Wait a sec, you're using knowin marginal terminators to try to set up a new network. Sigh. You need to put more thought into things.
I would still use NetBEUI over TCP/IP. You can "ping" other machines with the NET VIEW command at the DOS prompt. NetBEUI is just much simpler in this application.
radioman193: Please calm down.
I think they are faulty...
It could also be my cable... Its REALLY long.. And the plugs aren't how they should be.. :)
I'm afraid to ask, but what do you mean "the plugs aren't how they should be"? You are using a proper BNC coax cable, right? The length shouldn't be an issue - BNC is able to accomodate huge cable lengths (max. 600 feet!). Are you sure you're using proper terminators? You should have two pieces on each PC: a T-junction (not sure of the correct name for this piece) and a terminator. The coax cabel plugs into one end of the "T", and the terminator plugs in opposite to the coax cable. The remaining end of the "T" plugs into the NIC on the PC. Here's a quick picture of how this works:
PS: Does anyone else here find it strange that SkinnyBoy goes on about building DC-DC power supplies and changing the crystals in CPUs but can't network a couple PCs? Hmmm...
[ 08-16-2001: Message edited by: mtmsol ]
First of all, deal with your cabling problem. Go out, and buy new coax cable with the proper connectors already installed, two Ts, and two terminators. Now assemble everything properly. Does it work?

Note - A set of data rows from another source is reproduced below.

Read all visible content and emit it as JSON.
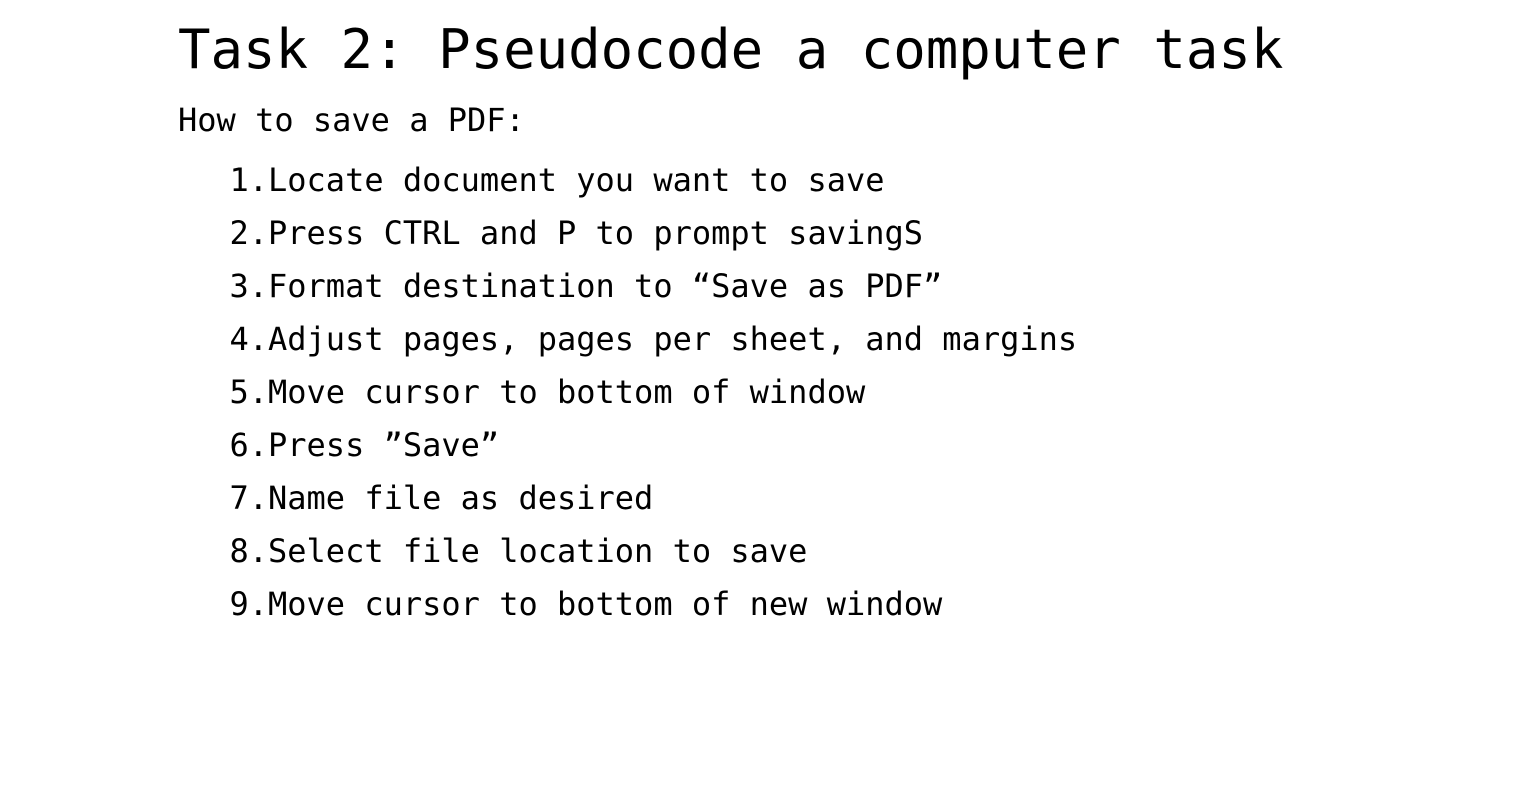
{
  "slide": {
    "title": "Task 2: Pseudocode a computer task",
    "intro": "How to save a PDF:",
    "steps": [
      {
        "num": "1.",
        "text": "Locate document you want to save"
      },
      {
        "num": "2.",
        "text": "Press CTRL and P to prompt savingS"
      },
      {
        "num": "3.",
        "text": "Format destination to “Save as PDF”"
      },
      {
        "num": "4.",
        "text": "Adjust pages, pages per sheet, and margins"
      },
      {
        "num": "5.",
        "text": "Move cursor to bottom of window"
      },
      {
        "num": "6.",
        "text": "Press ”Save”"
      },
      {
        "num": "7.",
        "text": "Name file as desired"
      },
      {
        "num": "8.",
        "text": "Select file location to save"
      },
      {
        "num": "9.",
        "text": "Move cursor to bottom of new window"
      }
    ]
  }
}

Your problem is most likely due to your horriffic cabling. Length is not a problem, as the maximum length of an RG58 EtherNet cable is exactly 607 feet. Oh, and be sure you are using the right type of coax. Only RG58 with BNC connectors properly installed should be used.
I know how to connect the network, And these were new terminators and T-adapters...
The cable was one I found somewhere... All thats wrong with it is that there are bits of the shielding sticking out around the plug... :)
Also, is it possible to connect the computers like this?? And connect short cables to the wall plates and straight into the back of the computer??
[ 08-17-2001: Message edited by: SkinnyBoy ]
OK. First of all, normall coax has little bits of shielding sticking out the plug. That's how it's made. Secondly, where did you find the cable? If it was in the garbage, you now know the reason. Do you even know if any of this network hardware that you have works? You'll get nowhere if you have marginal hardware.
The cable wasn't in a bin, and the hardware works.. I think.. Well, the cards do, but I'm still not sure about the cable or connectors.. I currently have the card from mp MP3box in another computer, connected to the family computer using the possibly dud network gear, and the family comp can see the other, but the other comp can't see the family comp... does this suggest a faulty terminator???
Listen very carefully, becasue I will only say it one more time: buy all new hardware. Period. Get a set of NICs with RJ-45 connectors, make a crossover twisted pair cable, and go from there. That way, you get a link light, and you can tell whe the cards are transmitting/recieving. You also have a guarantee that your hardware is working. When you say things like "the car words....I think..." it just wastes your time, and more importantly, my time. Start with good hardware, not "I think it works" hardware.
Another idea is to get a third computer onto the network. ONce you have three computers networked and you only see two working you can more easily tell where the problem is.
But I do agree with Aaron. You can buy 10/100 cards for $10-20. It makes little sense to use the older cards when you can have a completely new network setup for so cheap.
I seem to recall telling someone this also. Yes get a NEW nic card, there are chip and prolly will solve ur problem. Stop using OLD hardware and expect it to work with todays software.